▶ **Exercise description**:
The answer must consist of every record below, reproduced exactly.

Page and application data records
-*-
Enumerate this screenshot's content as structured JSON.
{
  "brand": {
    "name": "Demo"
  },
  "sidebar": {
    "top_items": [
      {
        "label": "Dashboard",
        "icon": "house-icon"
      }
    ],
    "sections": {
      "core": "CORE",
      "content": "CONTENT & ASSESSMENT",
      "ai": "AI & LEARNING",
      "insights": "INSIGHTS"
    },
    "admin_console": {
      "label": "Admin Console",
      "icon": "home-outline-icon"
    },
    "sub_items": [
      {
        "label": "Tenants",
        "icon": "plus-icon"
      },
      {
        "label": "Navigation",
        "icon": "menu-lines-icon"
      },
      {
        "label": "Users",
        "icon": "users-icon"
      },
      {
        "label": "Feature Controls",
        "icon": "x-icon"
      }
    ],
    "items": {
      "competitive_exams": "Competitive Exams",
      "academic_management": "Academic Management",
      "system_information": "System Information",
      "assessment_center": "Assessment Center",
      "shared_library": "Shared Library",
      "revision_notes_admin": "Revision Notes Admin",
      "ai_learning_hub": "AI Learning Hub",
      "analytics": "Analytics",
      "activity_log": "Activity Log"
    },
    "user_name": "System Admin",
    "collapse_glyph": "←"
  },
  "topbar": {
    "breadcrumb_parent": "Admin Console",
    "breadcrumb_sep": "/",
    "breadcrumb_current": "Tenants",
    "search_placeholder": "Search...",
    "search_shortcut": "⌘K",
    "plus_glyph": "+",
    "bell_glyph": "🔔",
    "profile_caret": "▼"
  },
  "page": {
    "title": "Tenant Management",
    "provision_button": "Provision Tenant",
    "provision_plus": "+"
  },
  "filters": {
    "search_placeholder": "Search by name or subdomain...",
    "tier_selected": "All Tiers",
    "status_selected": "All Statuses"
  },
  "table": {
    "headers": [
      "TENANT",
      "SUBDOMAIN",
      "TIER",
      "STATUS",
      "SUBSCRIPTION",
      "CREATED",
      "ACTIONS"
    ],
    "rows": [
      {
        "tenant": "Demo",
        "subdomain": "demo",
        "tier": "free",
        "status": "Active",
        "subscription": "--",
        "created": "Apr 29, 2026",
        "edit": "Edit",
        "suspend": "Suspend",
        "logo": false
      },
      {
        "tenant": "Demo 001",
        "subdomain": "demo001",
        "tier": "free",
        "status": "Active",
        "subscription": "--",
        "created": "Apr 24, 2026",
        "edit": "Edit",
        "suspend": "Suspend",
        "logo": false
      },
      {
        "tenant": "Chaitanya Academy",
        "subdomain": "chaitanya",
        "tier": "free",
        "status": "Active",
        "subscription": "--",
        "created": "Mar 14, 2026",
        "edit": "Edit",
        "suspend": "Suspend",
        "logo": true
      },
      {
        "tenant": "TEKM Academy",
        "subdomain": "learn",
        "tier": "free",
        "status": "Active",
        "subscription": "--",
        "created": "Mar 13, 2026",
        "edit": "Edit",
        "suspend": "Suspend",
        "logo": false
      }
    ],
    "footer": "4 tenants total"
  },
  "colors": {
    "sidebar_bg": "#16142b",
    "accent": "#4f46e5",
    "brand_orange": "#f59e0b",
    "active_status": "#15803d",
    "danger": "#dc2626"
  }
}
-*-
▶ **Task answer**:
Enumerate this screenshot's content as structured JSON.
{
  "brand": {
    "name": "Demo"
  },
  "sidebar": {
    "top_items": [
      {
        "label": "Dashboard",
        "icon": "house-icon"
      }
    ],
    "sections": {
      "core": "CORE",
      "content": "CONTENT & ASSESSMENT",
      "ai": "AI & LEARNING",
      "insights": "INSIGHTS"
    },
    "admin_console": {
      "label": "Admin Console",
      "icon": "home-outline-icon"
    },
    "sub_items": [
      {
        "label": "Tenants",
        "icon": "plus-icon"
      },
      {
        "label": "Navigation",
        "icon": "menu-lines-icon"
      },
      {
        "label": "Users",
        "icon": "users-icon"
      },
      {
        "label": "Feature Controls",
        "icon": "x-icon"
      }
    ],
    "items": {
      "competitive_exams": "Competitive Exams",
      "academic_management": "Academic Management",
      "system_information": "System Information",
      "assessment_center": "Assessment Center",
      "shared_library": "Shared Library",
      "revision_notes_admin": "Revision Notes Admin",
      "ai_learning_hub": "AI Learning Hub",
      "analytics": "Analytics",
      "activity_log": "Activity Log"
    },
    "user_name": "System Admin",
    "collapse_glyph": "←"
  },
  "topbar": {
    "breadcrumb_parent": "Admin Console",
    "breadcrumb_sep": "/",
    "breadcrumb_current": "Tenants",
    "search_placeholder": "Search...",
    "search_shortcut": "⌘K",
    "plus_glyph": "+",
    "bell_glyph": "🔔",
    "profile_caret": "▼"
  },
  "page": {
    "title": "Tenant Management",
    "provision_button": "Provision Tenant",
    "provision_plus": "+"
  },
  "filters": {
    "search_placeholder": "Search by name or subdomain...",
    "tier_selected": "All Tiers",
    "status_selected": "All Statuses"
  },
  "table": {
    "headers": [
      "TENANT",
      "SUBDOMAIN",
      "TIER",
      "STATUS",
      "SUBSCRIPTION",
      "CREATED",
      "ACTIONS"
    ],
    "rows": [
      {
        "tenant": "Demo",
        "subdomain": "demo",
        "tier": "free",
        "status": "Active",
        "subscription": "--",
        "created": "Apr 29, 2026",
        "edit": "Edit",
        "suspend": "Suspend",
        "logo": false
      },
      {
        "tenant": "Demo 001",
        "subdomain": "demo001",
        "tier": "free",
        "status": "Active",
        "subscription": "--",
        "created": "Apr 24, 2026",
        "edit": "Edit",
        "suspend": "Suspend",
        "logo": false
      },
      {
        "tenant": "Chaitanya Academy",
        "subdomain": "chaitanya",
        "tier": "free",
        "status": "Active",
        "subscription": "--",
        "created": "Mar 14, 2026",
        "edit": "Edit",
        "suspend": "Suspend",
        "logo": true
      },
      {
        "tenant": "TEKM Academy",
        "subdomain": "learn",
        "tier": "free",
        "status": "Active",
        "subscription": "--",
        "created": "Mar 13, 2026",
        "edit": "Edit",
        "suspend": "Suspend",
        "logo": false
      }
    ],
    "footer": "4 tenants total"
  },
  "colors": {
    "sidebar_bg": "#16142b",
    "accent": "#4f46e5",
    "brand_orange": "#f59e0b",
    "active_status": "#15803d",
    "danger": "#dc2626"
  }
}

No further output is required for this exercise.